It is a pity that Obama’s pitch for increasing US exports and creating more US jobs has been viewed by some in India as a denigration of his august office as President to that of a “Chief Salesman”. Economic diplomacy has been a major priority for missions and posts abroad for most countries including India. There should be no stigma attached to initiatives to promote the well being of one’s citizens and in imparting more economic ballast to bilateral ties. Unlike most of our major trade partners with whom we have a negative balance of trade, we have for a number of years had a positive balance of trade with the US, in both goods and services. This should prevent India from being clubbed with countries with massive trade surpluses. Obama’s rhetoric on outsourcing has also been far more subdued than other democratic leaders in US.
In the field of defence we can and should do more to promote cooperation with the US. For the first time since our independence we have the option of sourcing equipment and technology from all countries. Contrary to some public perceptions, we had some years ago reached agreement on the Communication Interoperability and Security Memorandum of Agreement (CISMOA), after the US accepted all our proposed amendments. Despite its serious apprehensions about NATO’s missile defence, Russia recently indicated its desire for integration and interoperability of its missile defence system with NATO. In contrast, we are apparently in the process of replacing high technology communication systems and data links in equipments to be procured, thereby lowering performance and increasing costs. Similarly, I do not recall any serious reservations on the proposed Logistic Support Agreement (LSA), which was based on reciprocity and consideration on a case by case basis, with neither side having any automatic rights or obligations. Even without its finalisation, the US extended facilities envisaged in the LSA which enabled our Navy to evacuate our nationals from Lebanon. Both India and US should consider resuming the dialogue in finalizing these agreements without either side going back on formulations agreed to earlier. It is high time that we had a more objective and less ideological analysis of the pros and cons in obtaining the best globally available weapon systems for our armed forces and other national security agencies..
There is growing recognition in both countries that India will never be an ally, in the traditional sense, of the US or any other country. We would, however, be reliable strategic partners, on the basis of mutual benefit and on the convergence of our interests. As between partners, our views or approaches may not always coincide. Neither side can expect the other to exercise a veto on relations with a third country or see eye to eye on all multilateral issues. Yet both countries can expect the other to take its interests into consideration while formulating policies.
India-US relations have not yet reached a stage where it can be self-sustaining and can be put on auto-pilot. Both countries are changing and so is the world. The relationship has, however, been dramatically transformed and matured in recent years. Personal relations between Presidents Clinton, Bush and Obama with their Indian counterparts, Prime Ministers Vajpayee and Manmohan Singh, have played an important role in this process.
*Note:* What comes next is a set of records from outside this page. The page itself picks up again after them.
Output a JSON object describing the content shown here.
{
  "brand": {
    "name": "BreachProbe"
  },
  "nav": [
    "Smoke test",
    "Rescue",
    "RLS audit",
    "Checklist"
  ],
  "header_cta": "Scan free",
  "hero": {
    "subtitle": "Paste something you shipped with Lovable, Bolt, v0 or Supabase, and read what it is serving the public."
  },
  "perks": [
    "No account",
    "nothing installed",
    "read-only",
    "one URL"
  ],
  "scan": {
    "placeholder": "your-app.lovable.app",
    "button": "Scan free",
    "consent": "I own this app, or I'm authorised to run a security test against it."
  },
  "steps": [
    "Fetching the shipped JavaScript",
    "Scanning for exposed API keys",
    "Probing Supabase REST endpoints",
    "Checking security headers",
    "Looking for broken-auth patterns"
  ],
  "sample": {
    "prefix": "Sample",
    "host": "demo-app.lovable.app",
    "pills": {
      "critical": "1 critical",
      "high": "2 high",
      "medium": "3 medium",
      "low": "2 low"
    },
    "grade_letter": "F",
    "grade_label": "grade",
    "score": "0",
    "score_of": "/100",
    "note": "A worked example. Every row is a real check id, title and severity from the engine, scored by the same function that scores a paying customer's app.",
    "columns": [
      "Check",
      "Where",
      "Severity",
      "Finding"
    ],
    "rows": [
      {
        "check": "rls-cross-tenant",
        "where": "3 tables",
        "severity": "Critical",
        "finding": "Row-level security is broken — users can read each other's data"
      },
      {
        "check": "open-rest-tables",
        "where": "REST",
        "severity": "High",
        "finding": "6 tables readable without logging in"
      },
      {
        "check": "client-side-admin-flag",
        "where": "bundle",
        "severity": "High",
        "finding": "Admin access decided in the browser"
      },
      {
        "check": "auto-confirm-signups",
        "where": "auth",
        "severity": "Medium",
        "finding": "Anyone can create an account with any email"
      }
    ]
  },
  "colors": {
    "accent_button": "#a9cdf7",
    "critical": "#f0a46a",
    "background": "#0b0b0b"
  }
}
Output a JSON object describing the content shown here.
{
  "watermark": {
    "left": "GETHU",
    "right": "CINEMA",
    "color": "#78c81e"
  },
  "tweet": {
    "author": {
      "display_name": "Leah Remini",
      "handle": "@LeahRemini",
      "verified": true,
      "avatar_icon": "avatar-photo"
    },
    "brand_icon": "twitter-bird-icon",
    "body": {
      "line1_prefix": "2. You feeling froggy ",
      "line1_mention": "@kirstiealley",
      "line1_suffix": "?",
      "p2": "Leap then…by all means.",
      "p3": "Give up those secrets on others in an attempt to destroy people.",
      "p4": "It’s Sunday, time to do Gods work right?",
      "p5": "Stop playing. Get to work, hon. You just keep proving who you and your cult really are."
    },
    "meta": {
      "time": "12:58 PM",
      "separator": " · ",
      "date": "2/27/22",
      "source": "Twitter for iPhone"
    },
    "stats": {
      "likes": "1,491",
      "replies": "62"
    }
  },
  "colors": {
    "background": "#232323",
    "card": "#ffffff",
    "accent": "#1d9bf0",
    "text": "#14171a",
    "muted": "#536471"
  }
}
The visit of President Obama to India has not only consolidated our relationship, but raised it to a qualitatively higher level. Both countries will have to assure the fulfillment of all commitments and maintain the momentum of the relationship.